As mentioned, the traffic control plan called for workers with flags to handle the traffic. That would mean stopping vehicles at construction locations on Pomerado Road, allowing about 30 cars to proceed in one direction then 30 cars to proceed in the other direction from 8:30 am to 3:30 pm. There are about 1,000 cars an hour on Pomerado Road at those times, so you can only imagine the horrible backup it would have created. We were concerned not only about congestion on Pomerado Road but about drivers finding alternate routes through our residential streets. 

The SRCA Plan

I went “toe to toe” for multiple rounds of verbal boxing with the city traffic engineer and SDG&E. It was four people against me, your SRCA president.
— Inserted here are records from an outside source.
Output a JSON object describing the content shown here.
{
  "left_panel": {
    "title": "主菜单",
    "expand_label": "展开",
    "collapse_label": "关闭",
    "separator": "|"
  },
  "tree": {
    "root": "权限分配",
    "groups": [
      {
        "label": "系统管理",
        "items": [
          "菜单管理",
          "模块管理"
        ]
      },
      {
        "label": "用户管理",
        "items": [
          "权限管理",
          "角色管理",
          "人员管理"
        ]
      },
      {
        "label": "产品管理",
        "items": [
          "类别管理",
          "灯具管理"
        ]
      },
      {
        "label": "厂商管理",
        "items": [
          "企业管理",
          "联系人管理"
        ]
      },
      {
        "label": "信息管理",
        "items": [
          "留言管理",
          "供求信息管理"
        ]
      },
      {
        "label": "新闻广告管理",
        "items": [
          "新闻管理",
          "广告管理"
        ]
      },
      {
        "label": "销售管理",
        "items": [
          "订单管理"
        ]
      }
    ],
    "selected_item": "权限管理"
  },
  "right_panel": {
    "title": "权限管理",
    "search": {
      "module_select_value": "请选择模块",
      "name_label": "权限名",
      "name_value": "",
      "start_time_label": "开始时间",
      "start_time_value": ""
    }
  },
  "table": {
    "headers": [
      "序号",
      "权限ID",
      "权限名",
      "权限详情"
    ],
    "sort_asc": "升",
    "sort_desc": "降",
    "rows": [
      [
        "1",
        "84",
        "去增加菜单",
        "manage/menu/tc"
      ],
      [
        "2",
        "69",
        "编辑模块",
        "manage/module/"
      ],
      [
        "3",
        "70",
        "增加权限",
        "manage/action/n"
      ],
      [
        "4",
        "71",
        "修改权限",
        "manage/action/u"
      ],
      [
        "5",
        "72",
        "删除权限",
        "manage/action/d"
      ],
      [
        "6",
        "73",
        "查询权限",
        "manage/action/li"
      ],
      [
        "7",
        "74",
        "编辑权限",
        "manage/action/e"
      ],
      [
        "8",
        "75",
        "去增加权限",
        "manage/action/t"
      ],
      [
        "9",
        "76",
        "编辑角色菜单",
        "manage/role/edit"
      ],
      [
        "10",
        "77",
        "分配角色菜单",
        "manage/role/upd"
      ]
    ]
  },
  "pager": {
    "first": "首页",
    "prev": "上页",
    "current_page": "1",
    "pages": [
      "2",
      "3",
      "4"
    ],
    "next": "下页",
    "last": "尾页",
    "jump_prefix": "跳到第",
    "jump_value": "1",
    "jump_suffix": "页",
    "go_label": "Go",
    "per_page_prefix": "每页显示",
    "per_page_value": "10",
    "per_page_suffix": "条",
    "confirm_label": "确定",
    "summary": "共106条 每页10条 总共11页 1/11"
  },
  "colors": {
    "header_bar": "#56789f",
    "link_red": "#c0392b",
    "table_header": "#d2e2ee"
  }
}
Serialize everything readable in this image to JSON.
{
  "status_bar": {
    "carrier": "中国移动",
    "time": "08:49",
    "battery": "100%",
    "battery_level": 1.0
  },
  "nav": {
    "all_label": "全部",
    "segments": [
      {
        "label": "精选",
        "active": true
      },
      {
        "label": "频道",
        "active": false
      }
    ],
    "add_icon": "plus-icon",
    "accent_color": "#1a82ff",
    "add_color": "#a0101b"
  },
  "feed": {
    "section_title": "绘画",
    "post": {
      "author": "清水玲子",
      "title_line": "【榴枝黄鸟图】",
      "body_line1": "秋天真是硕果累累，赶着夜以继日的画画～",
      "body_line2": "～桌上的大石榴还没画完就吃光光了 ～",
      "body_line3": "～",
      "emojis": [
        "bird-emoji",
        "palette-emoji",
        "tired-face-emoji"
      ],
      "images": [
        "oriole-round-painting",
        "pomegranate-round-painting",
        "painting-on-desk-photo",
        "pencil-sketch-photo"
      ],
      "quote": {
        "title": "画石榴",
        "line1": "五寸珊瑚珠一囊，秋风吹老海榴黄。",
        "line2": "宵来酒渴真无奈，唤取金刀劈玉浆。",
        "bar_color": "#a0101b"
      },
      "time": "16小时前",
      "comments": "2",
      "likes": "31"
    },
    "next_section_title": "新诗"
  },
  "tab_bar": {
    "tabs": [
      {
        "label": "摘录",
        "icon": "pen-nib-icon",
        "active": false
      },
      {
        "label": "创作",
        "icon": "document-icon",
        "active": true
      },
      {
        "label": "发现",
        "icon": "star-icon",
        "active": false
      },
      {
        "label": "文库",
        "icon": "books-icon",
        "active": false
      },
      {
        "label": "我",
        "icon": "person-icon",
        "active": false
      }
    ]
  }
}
I proposed a detour plan where one lane of Pomerado remains open and the other direction is strategically rerouted—from Spring Canyon Road to Scripps Ranch Boulevard to Scripps Poway Parkway. 

During our “scrimmage” the traffic engineer for SDG&E offered what we were told was earlier rejected, maintaining two lanes of traffic at all times. To my surprise city traffic engineering agreed to pursue two 10-foot wide lanes at all times. In subsequent research into that possibility, the city agreed to have two lanes through construction zones from I-15 to Fairbrook Road, with a 25-mile-per-hour speed limit rather than the current 45.

As of press time, the plan called for a hybrid detour-“flagman” operation from Fairbrook Road to Spring Canyon Road. However, we asked for 11-foot wide lanes from Fairbrook to Spring Canyon roads, which SDG&E and the city are still evaluating so as to not use the “flagman” traffic control at all. The work in front of Marshall Middle School begins on Thursday, June 15, the day after school ends. 

Caltrans and the county agreed to work at night from I-15 to the east end of the Davis Ranch property, where the condos begin. There may be construction during the day on Saturdays, which will speed along the project. Without a reduction of time, it is expected to take 18 months to complete. The SRCA will provide updates on our website at and our Facebook page—search and “Like” Scripps Ranch Civic Association. More on the project is at

SRCA’s Promise To You

We are bringing light to this issue as an example of how the SRCA, a volunteer town council, fulfills its mission to advocate for Scripps Ranch residents. There is no one else fighting for you like we do. 

Please tell us what you think by emailing me at [email protected] More importantly, become a supporting member of the SRCA so we can continue improving your quality of life. It’s easy—just go to

Bob Ilko, SRCA President